Specify a peak closed-loop gain at a given location. The specified value can be positive or negative in dB. The constraint follows the curves of the Nichols plot grid, so it is recommended that you have the grid on when using this feature.

While displayed graphically at only one location around a multiple of -180 degrees, this requirement applies to gain margin regardless of actual phase (i.e., it is interpreted for all multiples of -180).

#### Gain-Phase Requirement

Specifies an exclusion region for the response on the Nichols plot.
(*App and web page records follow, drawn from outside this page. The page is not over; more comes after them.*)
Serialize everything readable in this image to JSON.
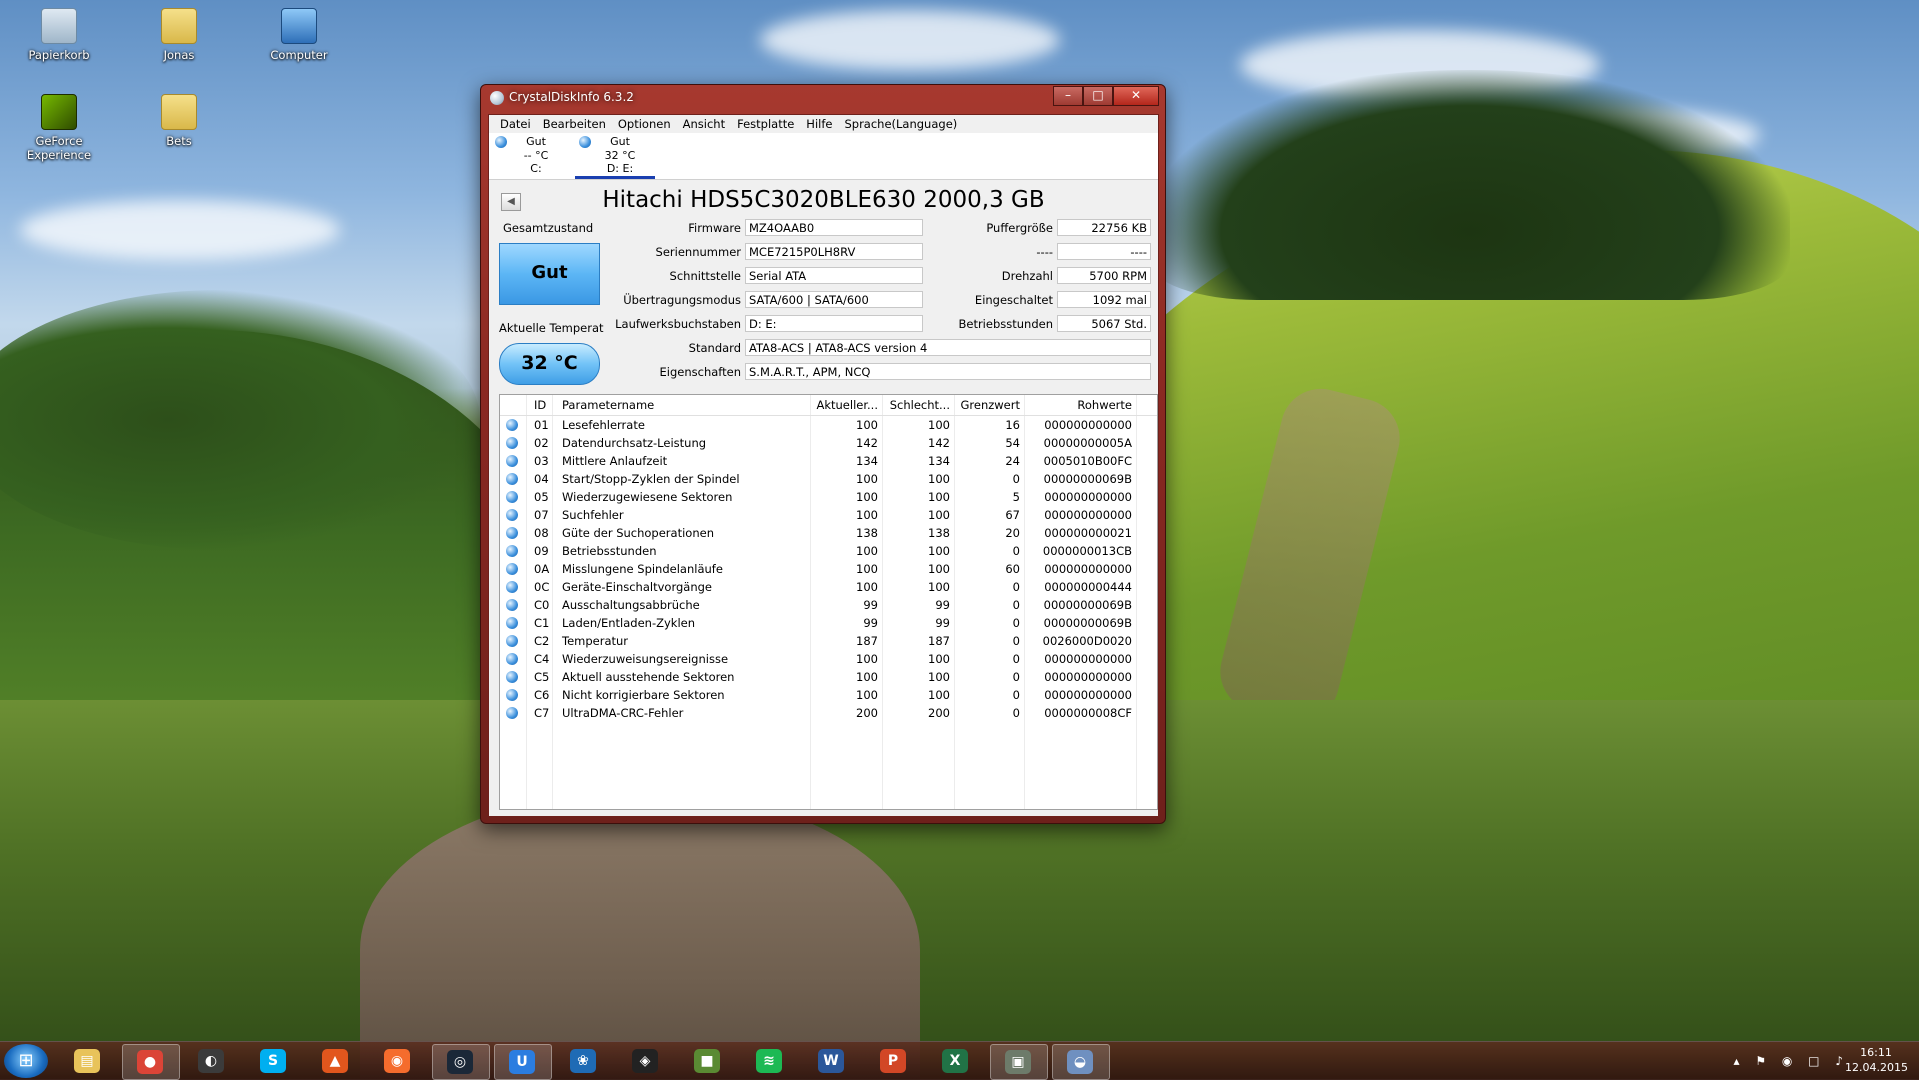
{
  "desktop": {
    "icons": [
      {
        "label": "Papierkorb",
        "icon": "recycle-bin-icon"
      },
      {
        "label": "Jonas",
        "icon": "user-folder-icon"
      },
      {
        "label": "Computer",
        "icon": "computer-icon"
      },
      {
        "label": "GeForce Experience",
        "icon": "nvidia-icon"
      },
      {
        "label": "Bets",
        "icon": "folder-icon"
      }
    ]
  },
  "window": {
    "title": "CrystalDiskInfo 6.3.2",
    "minimize": "–",
    "maximize": "□",
    "close": "✕"
  },
  "menu": [
    "Datei",
    "Bearbeiten",
    "Optionen",
    "Ansicht",
    "Festplatte",
    "Hilfe",
    "Sprache(Language)"
  ],
  "drives": [
    {
      "status": "Gut",
      "temp": "-- °C",
      "letters": "C:"
    },
    {
      "status": "Gut",
      "temp": "32 °C",
      "letters": "D: E:"
    }
  ],
  "disk": {
    "title": "Hitachi HDS5C3020BLE630 2000,3 GB",
    "health_label": "Gesamtzustand",
    "health_value": "Gut",
    "temp_label": "Aktuelle Temperat",
    "temp_value": "32 °C",
    "firmware_label": "Firmware",
    "firmware": "MZ4OAAB0",
    "serial_label": "Seriennummer",
    "serial": "MCE7215P0LH8RV",
    "interface_label": "Schnittstelle",
    "interface": "Serial ATA",
    "transfer_label": "Übertragungsmodus",
    "transfer": "SATA/600 | SATA/600",
    "drive_letters_label": "Laufwerksbuchstaben",
    "drive_letters": "D: E:",
    "standard_label": "Standard",
    "standard": "ATA8-ACS | ATA8-ACS version 4",
    "features_label": "Eigenschaften",
    "features": "S.M.A.R.T., APM, NCQ",
    "buffer_label": "Puffergröße",
    "buffer": "22756 KB",
    "blank_label": "----",
    "blank": "----",
    "rpm_label": "Drehzahl",
    "rpm": "5700 RPM",
    "power_count_label": "Eingeschaltet",
    "power_count": "1092 mal",
    "power_hours_label": "Betriebsstunden",
    "power_hours": "5067 Std."
  },
  "smart": {
    "headers": [
      "ID",
      "Parametername",
      "Aktueller...",
      "Schlecht...",
      "Grenzwert",
      "Rohwerte"
    ],
    "rows": [
      [
        "01",
        "Lesefehlerrate",
        "100",
        "100",
        "16",
        "000000000000"
      ],
      [
        "02",
        "Datendurchsatz-Leistung",
        "142",
        "142",
        "54",
        "00000000005A"
      ],
      [
        "03",
        "Mittlere Anlaufzeit",
        "134",
        "134",
        "24",
        "0005010B00FC"
      ],
      [
        "04",
        "Start/Stopp-Zyklen der Spindel",
        "100",
        "100",
        "0",
        "00000000069B"
      ],
      [
        "05",
        "Wiederzugewiesene Sektoren",
        "100",
        "100",
        "5",
        "000000000000"
      ],
      [
        "07",
        "Suchfehler",
        "100",
        "100",
        "67",
        "000000000000"
      ],
      [
        "08",
        "Güte der Suchoperationen",
        "138",
        "138",
        "20",
        "000000000021"
      ],
      [
        "09",
        "Betriebsstunden",
        "100",
        "100",
        "0",
        "0000000013CB"
      ],
      [
        "0A",
        "Misslungene Spindelanläufe",
        "100",
        "100",
        "60",
        "000000000000"
      ],
      [
        "0C",
        "Geräte-Einschaltvorgänge",
        "100",
        "100",
        "0",
        "000000000444"
      ],
      [
        "C0",
        "Ausschaltungsabbrüche",
        "99",
        "99",
        "0",
        "00000000069B"
      ],
      [
        "C1",
        "Laden/Entladen-Zyklen",
        "99",
        "99",
        "0",
        "00000000069B"
      ],
      [
        "C2",
        "Temperatur",
        "187",
        "187",
        "0",
        "0026000D0020"
      ],
      [
        "C4",
        "Wiederzuweisungsereignisse",
        "100",
        "100",
        "0",
        "000000000000"
      ],
      [
        "C5",
        "Aktuell ausstehende Sektoren",
        "100",
        "100",
        "0",
        "000000000000"
      ],
      [
        "C6",
        "Nicht korrigierbare Sektoren",
        "100",
        "100",
        "0",
        "000000000000"
      ],
      [
        "C7",
        "UltraDMA-CRC-Fehler",
        "200",
        "200",
        "0",
        "0000000008CF"
      ]
    ]
  },
  "taskbar": {
    "apps": [
      {
        "name": "explorer-icon",
        "glyph": "▤",
        "color": "#e8c35a",
        "open": false
      },
      {
        "name": "chrome-icon",
        "glyph": "●",
        "color": "#db4437",
        "open": true
      },
      {
        "name": "media-app-icon",
        "glyph": "◐",
        "color": "#3b3b3b",
        "open": false
      },
      {
        "name": "skype-icon",
        "glyph": "S",
        "color": "#00aff0",
        "open": false
      },
      {
        "name": "flame-app-icon",
        "glyph": "▲",
        "color": "#e2561d",
        "open": false
      },
      {
        "name": "origin-icon",
        "glyph": "◉",
        "color": "#f56c2d",
        "open": false
      },
      {
        "name": "steam-icon",
        "glyph": "◎",
        "color": "#1b2838",
        "open": true
      },
      {
        "name": "uplay-icon",
        "glyph": "U",
        "color": "#2b7de0",
        "open": true
      },
      {
        "name": "battle-net-icon",
        "glyph": "❀",
        "color": "#1f6bb5",
        "open": false
      },
      {
        "name": "obs-icon",
        "glyph": "◈",
        "color": "#222222",
        "open": false
      },
      {
        "name": "minecraft-icon",
        "glyph": "■",
        "color": "#5a8a33",
        "open": false
      },
      {
        "name": "spotify-icon",
        "glyph": "≋",
        "color": "#1db954",
        "open": false
      },
      {
        "name": "word-icon",
        "glyph": "W",
        "color": "#2b579a",
        "open": false
      },
      {
        "name": "powerpoint-icon",
        "glyph": "P",
        "color": "#d24726",
        "open": false
      },
      {
        "name": "excel-icon",
        "glyph": "X",
        "color": "#217346",
        "open": false
      },
      {
        "name": "network-monitor-icon",
        "glyph": "▣",
        "color": "#6d7b6a",
        "open": true
      },
      {
        "name": "crystaldiskinfo-icon",
        "glyph": "◒",
        "color": "#6f90c0",
        "open": true
      }
    ],
    "tray_icons": "▴ ⚑ ◉ □ ♪",
    "time": "16:11",
    "date": "12.04.2015"
  }
}
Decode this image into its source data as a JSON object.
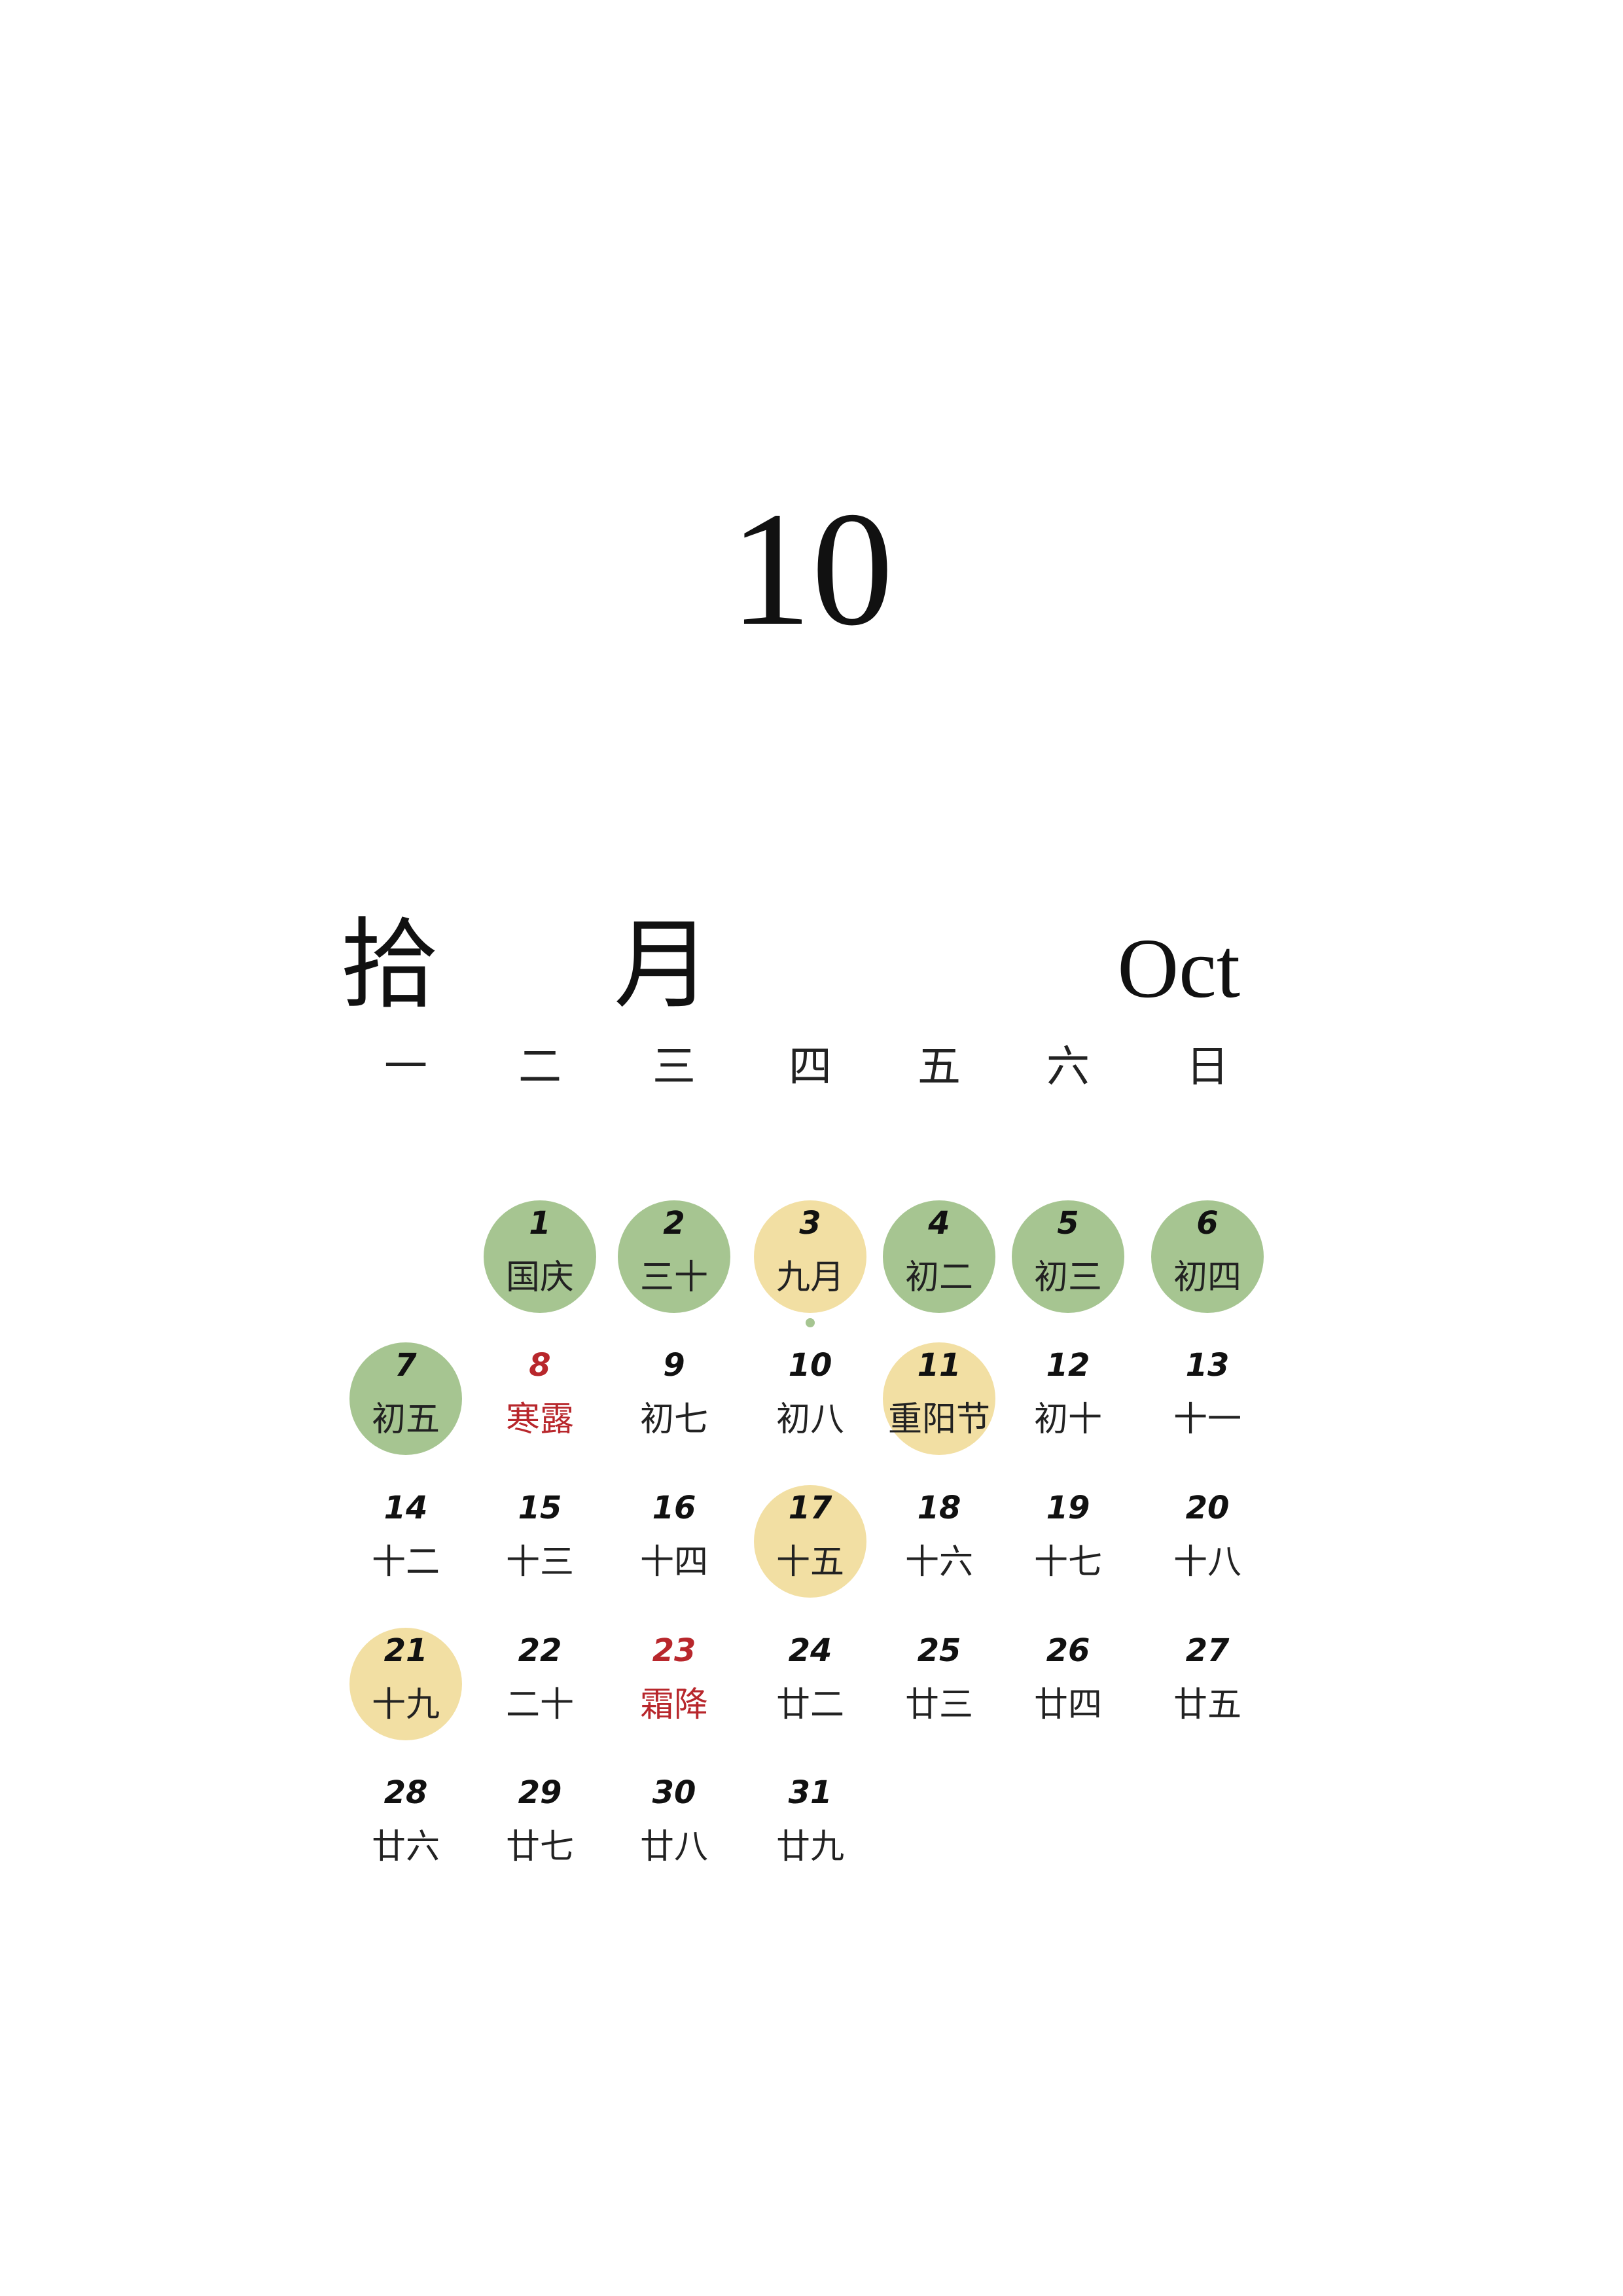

The response must not pass through the shaded region.

This only applies to the region (phase and gain) drawn.

### Step/Impulse Response Plots

#### Upper Time Response Bound

You can specify an upper time response bound for step and impulse responses.

#### Lower Time Response Bound

You can specify a lower time response bound for step and impulse responses.

#### Step Response Bound

For a step response plot, you can also specify a step response bound design requirement.

To define a step response bound requirement, specify the following step response parameters:

**Final value**— Final steady-state value**Rise time**— Time required to reach the specified percentage,**% Rise**, of the step range.**Settling time**— Time at which the response enters and stays within the settling percentage,**% Settling**, of the step range.**% Overshoot**— Maximum percentage overshoot above the**Final value**.**% Undershoot**— Maximum percentage undershoot below the**Initial value**.

In the Control System Designer app, step response plots always use
an **Initial value** and a **Step
time** of `0`

.